Former Nasa chief astronaut Peggy Whitson is slated to command Axiom 2 in May 2023.
Breath of fresh air
The potential for humans to one day live on the red planet came a step closer in August when researchers announced that a lunchbox-sized instrument named Moxie (Mars oxygen in-situ resource utilization experiment) had been generating breathable oxygen.
Technicians at Nasa’s jet propulsion laboratory lower the Moxie instrument into the belly of the Perseverance rover. Photograph: Nasa/JPL-Caltech/Reuters
Moxie, part of Nasa’s Perseverance astrobiology project on Mars, was successful in producing oxygen over seven experimental runs, in a variety of atmospheric conditions, day and night, through different Martian seasons. Each run produced at least 6g of oxygen an hour, similar to the rate of a modest tree on Earth.
Scaled-up versions of Moxie could become part of the Nasa Artemis program that aims to land humans on Mars in the 2030s.
Chinese space debris
China’s space program sparked global outrage in November when a chunk of a rocket used to deliver a module to its new Tiangong space station fell to Earth uncontrolled, triggering the closure of European airspace and hundreds of flight delays.
It was the second time in 2022 that parts of China’s Long March rockets had threatened populated areas, prompting calls from space experts for the “irresponsible” country to clean up its act. Chinese space debris has previously fallen on the Maldives and India.
China completed construction of Tiangong for a crew of three in 2022, and is already considering expansion.
Russia goes it alone
The Russian space agency Roscosmos announced in July it was to end its two-decade partnership with the US over the International Space Station, and planned to focus on building its own orbiting outpost.
Analysts linked the move to Russia’s invasion of Ukraine, as US-Russian tensions grew over the conflict. The announcement came barely three months after a crew of Russian cosmonauts boarded the ISS in the yellow and blue colors of the Ukraine flag.

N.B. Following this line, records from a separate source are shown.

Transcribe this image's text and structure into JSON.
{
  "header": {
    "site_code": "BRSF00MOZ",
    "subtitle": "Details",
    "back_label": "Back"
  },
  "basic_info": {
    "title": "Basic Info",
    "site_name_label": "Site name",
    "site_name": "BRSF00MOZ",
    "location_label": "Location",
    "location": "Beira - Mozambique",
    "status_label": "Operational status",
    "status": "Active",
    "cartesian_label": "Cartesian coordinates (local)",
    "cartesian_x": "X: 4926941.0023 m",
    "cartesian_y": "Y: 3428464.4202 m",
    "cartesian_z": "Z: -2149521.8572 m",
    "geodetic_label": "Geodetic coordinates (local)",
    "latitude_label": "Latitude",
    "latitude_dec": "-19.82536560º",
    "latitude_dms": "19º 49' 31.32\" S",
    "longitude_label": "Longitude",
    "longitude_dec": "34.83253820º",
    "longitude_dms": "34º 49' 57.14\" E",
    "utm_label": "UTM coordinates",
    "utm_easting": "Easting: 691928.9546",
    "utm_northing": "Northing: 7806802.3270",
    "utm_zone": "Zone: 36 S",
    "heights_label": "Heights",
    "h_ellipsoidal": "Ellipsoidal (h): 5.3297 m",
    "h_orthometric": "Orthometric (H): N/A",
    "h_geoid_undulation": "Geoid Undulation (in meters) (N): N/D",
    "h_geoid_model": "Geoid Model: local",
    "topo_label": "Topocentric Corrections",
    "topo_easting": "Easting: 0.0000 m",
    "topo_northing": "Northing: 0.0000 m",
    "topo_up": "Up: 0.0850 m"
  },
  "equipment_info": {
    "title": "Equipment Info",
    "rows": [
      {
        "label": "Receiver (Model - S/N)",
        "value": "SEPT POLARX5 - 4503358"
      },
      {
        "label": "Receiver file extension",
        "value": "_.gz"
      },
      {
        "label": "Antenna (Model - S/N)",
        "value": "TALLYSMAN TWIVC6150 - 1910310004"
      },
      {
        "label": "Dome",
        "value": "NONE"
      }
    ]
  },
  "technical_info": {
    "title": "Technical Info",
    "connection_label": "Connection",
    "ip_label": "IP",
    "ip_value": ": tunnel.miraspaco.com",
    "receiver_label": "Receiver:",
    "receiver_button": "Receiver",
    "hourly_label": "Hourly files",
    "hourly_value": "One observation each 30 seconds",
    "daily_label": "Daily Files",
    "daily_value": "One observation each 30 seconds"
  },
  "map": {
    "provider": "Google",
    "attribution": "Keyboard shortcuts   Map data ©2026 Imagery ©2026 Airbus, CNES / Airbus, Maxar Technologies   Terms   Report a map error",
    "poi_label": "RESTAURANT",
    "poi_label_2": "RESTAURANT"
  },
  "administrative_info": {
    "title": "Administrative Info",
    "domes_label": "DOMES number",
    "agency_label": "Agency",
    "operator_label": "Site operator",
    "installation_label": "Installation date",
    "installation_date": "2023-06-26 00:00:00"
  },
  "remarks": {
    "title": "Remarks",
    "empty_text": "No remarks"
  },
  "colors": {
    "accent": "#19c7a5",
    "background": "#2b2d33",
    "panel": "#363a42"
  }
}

Russia’s President Vladimir Putin reportedly replied “good” when Yuri Borisov, the newly appointed head of Roscosmos, told him Russia was out after fulfilling ISS obligations to 2024.
Boeing joined Elon Musk’s SpaceX in May as the only commercial companies to have docked their space vehicles at the International Space Station, a major step forward in its plans to ferry humans aboard its Starliner crew capsule.
SpaceX continues to dominate the commercial space market with two crewed missions to the ISS in 2022, among the 61 total launches it planned this year.
Boeing, a long-time partner of Nasa, has trailed SpaceX in development of a crew capsule. Its first crewed Starliner test flight has been delayed until no earlier than April 2023.